Exercise: Scan the entries below for the string "support" and copy every line where it turns up.

Records from a data collection:
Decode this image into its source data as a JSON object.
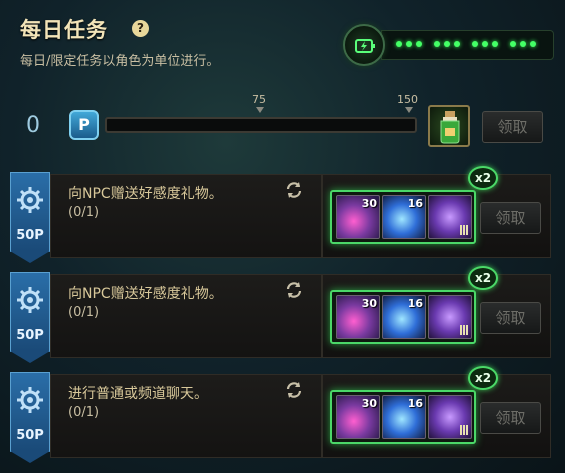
{
  "header": {
    "title": "每日任务",
    "help_icon": "?",
    "subtitle": "每日/限定任务以角色为单位进行。"
  },
  "energy": {
    "icon": "energy-bolt-icon",
    "dots": 12
  },
  "progress": {
    "points": "0",
    "points_icon": "P",
    "marks": [
      "75",
      "150"
    ],
    "fill_fraction": 0,
    "chest_icon": "potion-chest-icon",
    "claim_label": "领取"
  },
  "tasks": [
    {
      "points": "50P",
      "name": "向NPC赠送好感度礼物。",
      "progress": "(0/1)",
      "multiplier": "x2",
      "rewards": [
        "30",
        "16",
        ""
      ],
      "claim_label": "领取"
    },
    {
      "points": "50P",
      "name": "向NPC赠送好感度礼物。",
      "progress": "(0/1)",
      "multiplier": "x2",
      "rewards": [
        "30",
        "16",
        ""
      ],
      "claim_label": "领取"
    },
    {
      "points": "50P",
      "name": "进行普通或频道聊天。",
      "progress": "(0/1)",
      "multiplier": "x2",
      "rewards": [
        "30",
        "16",
        ""
      ],
      "claim_label": "领取"
    }
  ],
  "colors": {
    "accent_green": "#4bd868",
    "badge_blue": "#2a6ea8",
    "title_gold": "#f2e4b8"
  }
}
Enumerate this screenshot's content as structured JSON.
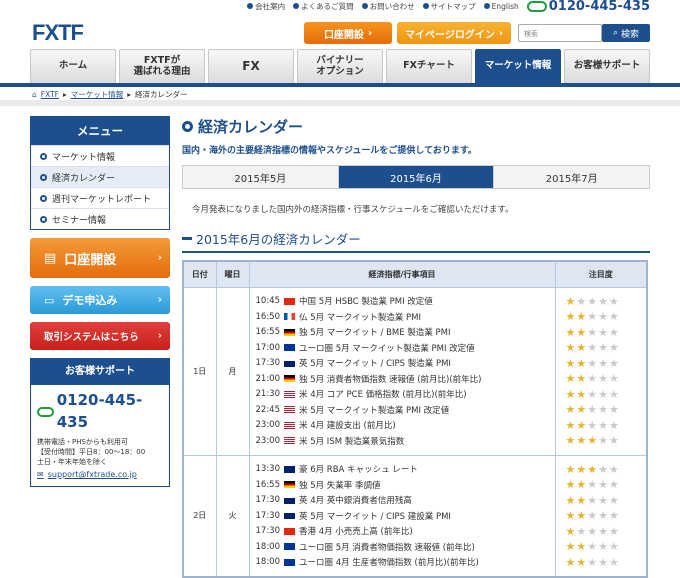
{
  "topbar": {
    "links": [
      "会社案内",
      "よくあるご質問",
      "お問い合わせ",
      "サイトマップ",
      "English"
    ],
    "phone": "0120-445-435"
  },
  "logo": "FXTF",
  "header": {
    "open_account": "口座開設",
    "login": "マイページログイン",
    "search_placeholder": "検索",
    "search_btn": "検索"
  },
  "nav": [
    {
      "label": "ホーム"
    },
    {
      "label": "FXTFが\n選ばれる理由"
    },
    {
      "label": "FX"
    },
    {
      "label": "バイナリー\nオプション"
    },
    {
      "label": "FXチャート"
    },
    {
      "label": "マーケット情報"
    },
    {
      "label": "お客様サポート"
    }
  ],
  "breadcrumb": {
    "home": "FXTF",
    "parent": "マーケット情報",
    "current": "経済カレンダー"
  },
  "menu": {
    "title": "メニュー",
    "items": [
      "マーケット情報",
      "経済カレンダー",
      "週刊マーケットレポート",
      "セミナー情報"
    ]
  },
  "side_buttons": {
    "open": "口座開設",
    "demo": "デモ申込み",
    "system": "取引システムはこちら"
  },
  "support": {
    "title": "お客様サポート",
    "phone": "0120-445-435",
    "lines": [
      "携帯電話・PHSからも利用可",
      "【受付時間】平日8：00～18：00",
      "土日・年末年始を除く"
    ],
    "email": "support@fxtrade.co.jp"
  },
  "page": {
    "title": "経済カレンダー",
    "desc": "国内・海外の主要経済指標の情報やスケジュールをご提供しております。",
    "tabs": [
      "2015年5月",
      "2015年6月",
      "2015年7月"
    ],
    "note": "今月発表になりました国内外の経済指標・行事スケジュールをご確認いただけます。",
    "section": "2015年6月の経済カレンダー"
  },
  "table": {
    "headers": [
      "日付",
      "曜日",
      "経済指標/行事項目",
      "注目度"
    ],
    "days": [
      {
        "date": "1日",
        "weekday": "月",
        "events": [
          {
            "time": "10:45",
            "flag": "cn",
            "text": "中国 5月 HSBC 製造業 PMI 改定値",
            "stars": 1
          },
          {
            "time": "16:50",
            "flag": "fr",
            "text": "仏 5月 マークイット製造業 PMI",
            "stars": 2
          },
          {
            "time": "16:55",
            "flag": "de",
            "text": "独 5月 マークイット / BME 製造業 PMI",
            "stars": 2
          },
          {
            "time": "17:00",
            "flag": "eu",
            "text": "ユーロ圏 5月 マークイット製造業 PMI 改定値",
            "stars": 2
          },
          {
            "time": "17:30",
            "flag": "gb",
            "text": "英 5月 マークイット / CIPS 製造業 PMI",
            "stars": 2
          },
          {
            "time": "21:00",
            "flag": "de",
            "text": "独 5月 消費者物価指数 速報値 (前月比)(前年比)",
            "stars": 2
          },
          {
            "time": "21:30",
            "flag": "us",
            "text": "米 4月 コア PCE 価格指数 (前月比)(前年比)",
            "stars": 2
          },
          {
            "time": "22:45",
            "flag": "us",
            "text": "米 5月 マークイット製造業 PMI 改定値",
            "stars": 2
          },
          {
            "time": "23:00",
            "flag": "us",
            "text": "米 4月 建設支出 (前月比)",
            "stars": 2
          },
          {
            "time": "23:00",
            "flag": "us",
            "text": "米 5月 ISM 製造業景気指数",
            "stars": 3
          }
        ]
      },
      {
        "date": "2日",
        "weekday": "火",
        "events": [
          {
            "time": "13:30",
            "flag": "au",
            "text": "豪 6月 RBA キャッシュ レート",
            "stars": 3
          },
          {
            "time": "16:55",
            "flag": "de",
            "text": "独 5月 失業率 季調値",
            "stars": 2
          },
          {
            "time": "17:30",
            "flag": "gb",
            "text": "英 4月 英中銀消費者信用残高",
            "stars": 2
          },
          {
            "time": "17:30",
            "flag": "gb",
            "text": "英 5月 マークイット / CIPS 建設業 PMI",
            "stars": 2
          },
          {
            "time": "17:30",
            "flag": "hk",
            "text": "香港 4月 小売売上高 (前年比)",
            "stars": 1
          },
          {
            "time": "18:00",
            "flag": "eu",
            "text": "ユーロ圏 5月 消費者物価指数 速報値 (前年比)",
            "stars": 2
          },
          {
            "time": "18:00",
            "flag": "eu",
            "text": "ユーロ圏 4月 生産者物価指数 (前月比)(前年比)",
            "stars": 2
          }
        ]
      }
    ]
  },
  "colors": {
    "brand": "#1d4f8f",
    "orange": "#e46c0a",
    "star": "#e8b42a"
  }
}
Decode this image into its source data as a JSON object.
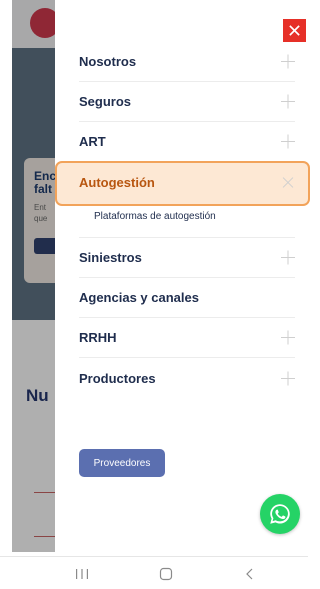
{
  "background": {
    "card_title_lines": [
      "Enc",
      "falt"
    ],
    "card_text_lines": [
      "Ent",
      "que"
    ],
    "card_button": "C",
    "section_title": "Nu"
  },
  "menu": {
    "items": [
      {
        "label": "Nosotros",
        "icon": "plus-icon"
      },
      {
        "label": "Seguros",
        "icon": "plus-icon"
      },
      {
        "label": "ART",
        "icon": "plus-icon"
      },
      {
        "label": "Autogestión",
        "icon": "close-icon",
        "expanded": true,
        "subitems": [
          "Plataformas de autogestión"
        ]
      },
      {
        "label": "Siniestros",
        "icon": "plus-icon"
      },
      {
        "label": "Agencias y canales"
      },
      {
        "label": "RRHH",
        "icon": "plus-icon"
      },
      {
        "label": "Productores",
        "icon": "plus-icon"
      }
    ]
  },
  "buttons": {
    "proveedores": "Proveedores"
  },
  "colors": {
    "close_button": "#e63028",
    "active_highlight": "#fde8d4",
    "active_border": "#f2a35a",
    "menu_text": "#1f2d4d",
    "proveedores_button": "#5b6fb0",
    "whatsapp": "#25d366"
  },
  "icons": {
    "close": "close-icon",
    "whatsapp": "whatsapp-icon",
    "nav_recents": "recents-icon",
    "nav_home": "home-icon",
    "nav_back": "back-icon"
  }
}
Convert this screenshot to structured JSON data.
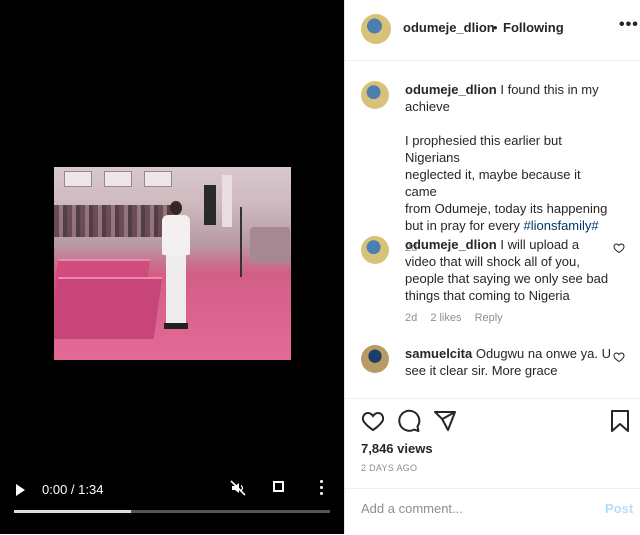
{
  "video": {
    "time_display": "0:00 / 1:34",
    "progress_fraction": 0.37
  },
  "header": {
    "username": "odumeje_dlion",
    "separator": "•",
    "follow_status": "Following",
    "more": "•••"
  },
  "comments": [
    {
      "username": "odumeje_dlion",
      "lines": [
        "I found this in my",
        "achieve",
        "",
        "I prophesied this earlier but Nigerians",
        "neglected it, maybe because it came",
        "from Odumeje, today its happening",
        "but in pray for every "
      ],
      "hashtag": "#lionsfamily#",
      "time": "2d"
    },
    {
      "username": "odumeje_dlion",
      "text": "I will upload a video that will shock all of you, people that saying we only see bad things that coming to Nigeria",
      "time": "2d",
      "likes": "2 likes",
      "reply": "Reply"
    },
    {
      "username": "samuelcita",
      "text": "Odugwu na onwe ya. U see it clear sir. More grace"
    }
  ],
  "post": {
    "views": "7,846 views",
    "date": "2 DAYS AGO"
  },
  "comment_box": {
    "placeholder": "Add a comment...",
    "post_label": "Post"
  },
  "colors": {
    "hashtag": "#00376b",
    "post_disabled": "#b2dffc"
  }
}
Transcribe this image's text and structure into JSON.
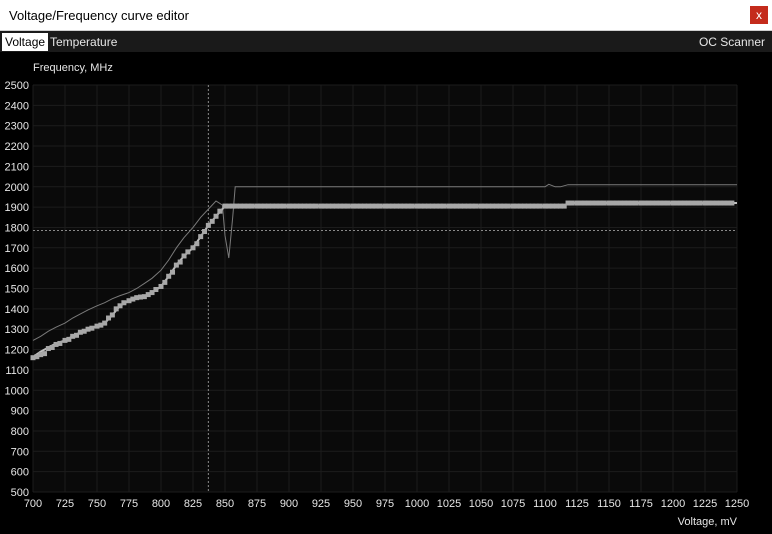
{
  "window": {
    "title": "Voltage/Frequency curve editor",
    "close_label": "x"
  },
  "tabs": {
    "voltage": "Voltage",
    "temperature": "Temperature",
    "oc_scanner": "OC Scanner"
  },
  "chart_data": {
    "type": "line",
    "ylabel": "Frequency, MHz",
    "xlabel": "Voltage, mV",
    "xlim": [
      700,
      1250
    ],
    "ylim": [
      500,
      2500
    ],
    "x_ticks": [
      700,
      725,
      750,
      775,
      800,
      825,
      850,
      875,
      900,
      925,
      950,
      975,
      1000,
      1025,
      1050,
      1075,
      1100,
      1125,
      1150,
      1175,
      1200,
      1225,
      1250
    ],
    "y_ticks": [
      500,
      600,
      700,
      800,
      900,
      1000,
      1100,
      1200,
      1300,
      1400,
      1500,
      1600,
      1700,
      1800,
      1900,
      2000,
      2100,
      2200,
      2300,
      2400,
      2500
    ],
    "grid": true,
    "cursor": {
      "x": 837,
      "y": 1785
    },
    "colors": {
      "background": "#000000",
      "grid": "#1c1c1c",
      "curve": "#bfbfbf",
      "points": "#a8a8a8",
      "reference": "#7a7a7a",
      "crosshair": "#8a8a8a"
    },
    "series": [
      {
        "role": "reference",
        "x": [
          700,
          706,
          712,
          718,
          725,
          731,
          737,
          743,
          750,
          756,
          762,
          768,
          775,
          781,
          787,
          793,
          800,
          806,
          812,
          818,
          825,
          831,
          837,
          843,
          848,
          850,
          853,
          856,
          858,
          862,
          900,
          1000,
          1100,
          1103,
          1108,
          1112,
          1118,
          1125,
          1200,
          1250
        ],
        "y": [
          1245,
          1265,
          1290,
          1310,
          1330,
          1355,
          1375,
          1395,
          1415,
          1430,
          1450,
          1465,
          1480,
          1500,
          1525,
          1550,
          1590,
          1640,
          1700,
          1750,
          1800,
          1850,
          1890,
          1930,
          1910,
          1760,
          1650,
          1850,
          2000,
          2000,
          2000,
          2000,
          2000,
          2012,
          2000,
          2000,
          2010,
          2010,
          2010,
          2010
        ]
      },
      {
        "role": "curve",
        "x": [
          700,
          702,
          706,
          712,
          718,
          725,
          731,
          737,
          743,
          750,
          756,
          762,
          768,
          775,
          781,
          787,
          793,
          800,
          806,
          812,
          818,
          825,
          831,
          837,
          843,
          850,
          856,
          862,
          868,
          875,
          900,
          950,
          1000,
          1050,
          1100,
          1115,
          1118,
          1125,
          1150,
          1200,
          1250
        ],
        "y": [
          1160,
          1172,
          1190,
          1210,
          1230,
          1245,
          1265,
          1285,
          1300,
          1315,
          1330,
          1370,
          1415,
          1440,
          1455,
          1460,
          1480,
          1510,
          1560,
          1615,
          1660,
          1700,
          1755,
          1810,
          1855,
          1905,
          1905,
          1905,
          1905,
          1905,
          1905,
          1905,
          1905,
          1905,
          1905,
          1905,
          1920,
          1920,
          1920,
          1920,
          1920
        ]
      }
    ],
    "points": {
      "x": [
        700,
        703,
        706,
        709,
        712,
        715,
        718,
        721,
        725,
        728,
        731,
        734,
        737,
        740,
        743,
        746,
        750,
        753,
        756,
        759,
        762,
        765,
        768,
        771,
        775,
        778,
        781,
        784,
        787,
        790,
        793,
        796,
        800,
        803,
        806,
        809,
        812,
        815,
        818,
        821,
        825,
        828,
        831,
        834,
        837,
        840,
        843,
        846,
        850,
        853,
        856,
        859,
        862,
        865,
        868,
        871,
        875,
        878,
        881,
        884,
        887,
        890,
        893,
        896,
        900,
        903,
        906,
        909,
        912,
        915,
        918,
        921,
        925,
        928,
        931,
        934,
        937,
        940,
        943,
        946,
        950,
        953,
        956,
        959,
        962,
        965,
        968,
        971,
        975,
        978,
        981,
        984,
        987,
        990,
        993,
        996,
        1000,
        1003,
        1006,
        1009,
        1012,
        1015,
        1018,
        1021,
        1025,
        1028,
        1031,
        1034,
        1037,
        1040,
        1043,
        1046,
        1050,
        1053,
        1056,
        1059,
        1062,
        1065,
        1068,
        1071,
        1075,
        1078,
        1081,
        1084,
        1087,
        1090,
        1093,
        1096,
        1100,
        1103,
        1106,
        1109,
        1112,
        1115,
        1118,
        1121,
        1125,
        1128,
        1131,
        1134,
        1137,
        1140,
        1143,
        1146,
        1150,
        1153,
        1156,
        1159,
        1162,
        1165,
        1168,
        1171,
        1175,
        1178,
        1181,
        1184,
        1187,
        1190,
        1193,
        1196,
        1200,
        1203,
        1206,
        1209,
        1212,
        1215,
        1218,
        1221,
        1225,
        1228,
        1231,
        1234,
        1237,
        1240,
        1243,
        1246
      ],
      "y": [
        1160,
        1165,
        1175,
        1180,
        1205,
        1210,
        1225,
        1230,
        1245,
        1250,
        1265,
        1270,
        1285,
        1290,
        1300,
        1305,
        1315,
        1320,
        1330,
        1355,
        1370,
        1400,
        1415,
        1430,
        1440,
        1448,
        1455,
        1458,
        1460,
        1470,
        1480,
        1495,
        1510,
        1530,
        1560,
        1580,
        1615,
        1630,
        1660,
        1680,
        1700,
        1720,
        1755,
        1780,
        1810,
        1830,
        1855,
        1880,
        1905,
        1905,
        1905,
        1905,
        1905,
        1905,
        1905,
        1905,
        1905,
        1905,
        1905,
        1905,
        1905,
        1905,
        1905,
        1905,
        1905,
        1905,
        1905,
        1905,
        1905,
        1905,
        1905,
        1905,
        1905,
        1905,
        1905,
        1905,
        1905,
        1905,
        1905,
        1905,
        1905,
        1905,
        1905,
        1905,
        1905,
        1905,
        1905,
        1905,
        1905,
        1905,
        1905,
        1905,
        1905,
        1905,
        1905,
        1905,
        1905,
        1905,
        1905,
        1905,
        1905,
        1905,
        1905,
        1905,
        1905,
        1905,
        1905,
        1905,
        1905,
        1905,
        1905,
        1905,
        1905,
        1905,
        1905,
        1905,
        1905,
        1905,
        1905,
        1905,
        1905,
        1905,
        1905,
        1905,
        1905,
        1905,
        1905,
        1905,
        1905,
        1905,
        1905,
        1905,
        1905,
        1905,
        1920,
        1920,
        1920,
        1920,
        1920,
        1920,
        1920,
        1920,
        1920,
        1920,
        1920,
        1920,
        1920,
        1920,
        1920,
        1920,
        1920,
        1920,
        1920,
        1920,
        1920,
        1920,
        1920,
        1920,
        1920,
        1920,
        1920,
        1920,
        1920,
        1920,
        1920,
        1920,
        1920,
        1920,
        1920,
        1920,
        1920,
        1920,
        1920,
        1920,
        1920,
        1920,
        1920,
        1920,
        1920,
        1920,
        1920,
        1920,
        1920,
        1920,
        1920,
        1920,
        1920,
        1920
      ]
    }
  }
}
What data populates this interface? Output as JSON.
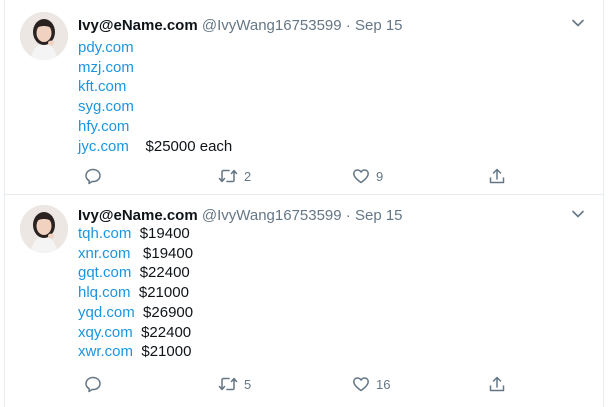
{
  "tweets": [
    {
      "author": {
        "name": "Ivy@eName.com",
        "handle": "@IvyWang16753599",
        "date": "Sep 15",
        "separator": "·"
      },
      "lines": [
        {
          "link": "pdy.com",
          "price": ""
        },
        {
          "link": "mzj.com",
          "price": ""
        },
        {
          "link": "kft.com",
          "price": ""
        },
        {
          "link": "syg.com",
          "price": ""
        },
        {
          "link": "hfy.com",
          "price": ""
        },
        {
          "link": "jyc.com",
          "price": "$25000 each"
        }
      ],
      "actions": {
        "reply_count": "",
        "retweet_count": "2",
        "like_count": "9"
      },
      "icons": [
        "reply-icon",
        "retweet-icon",
        "like-icon",
        "share-icon",
        "chevron-down-icon"
      ]
    },
    {
      "author": {
        "name": "Ivy@eName.com",
        "handle": "@IvyWang16753599",
        "date": "Sep 15",
        "separator": "·"
      },
      "lines": [
        {
          "link": "tqh.com",
          "price": "$19400"
        },
        {
          "link": "xnr.com",
          "price": "$19400"
        },
        {
          "link": "gqt.com",
          "price": "$22400"
        },
        {
          "link": "hlq.com",
          "price": "$21000"
        },
        {
          "link": "yqd.com",
          "price": "$26900"
        },
        {
          "link": "xqy.com",
          "price": "$22400"
        },
        {
          "link": "xwr.com",
          "price": "$21000"
        }
      ],
      "actions": {
        "reply_count": "",
        "retweet_count": "5",
        "like_count": "16"
      },
      "icons": [
        "reply-icon",
        "retweet-icon",
        "like-icon",
        "share-icon",
        "chevron-down-icon"
      ]
    }
  ],
  "colors": {
    "link": "#1b95e0",
    "muted": "#657786",
    "text": "#0f1419",
    "divider": "#e6ecf0"
  }
}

Task answer:
  "support": {
    "email": "support@fxtrade.co.jp"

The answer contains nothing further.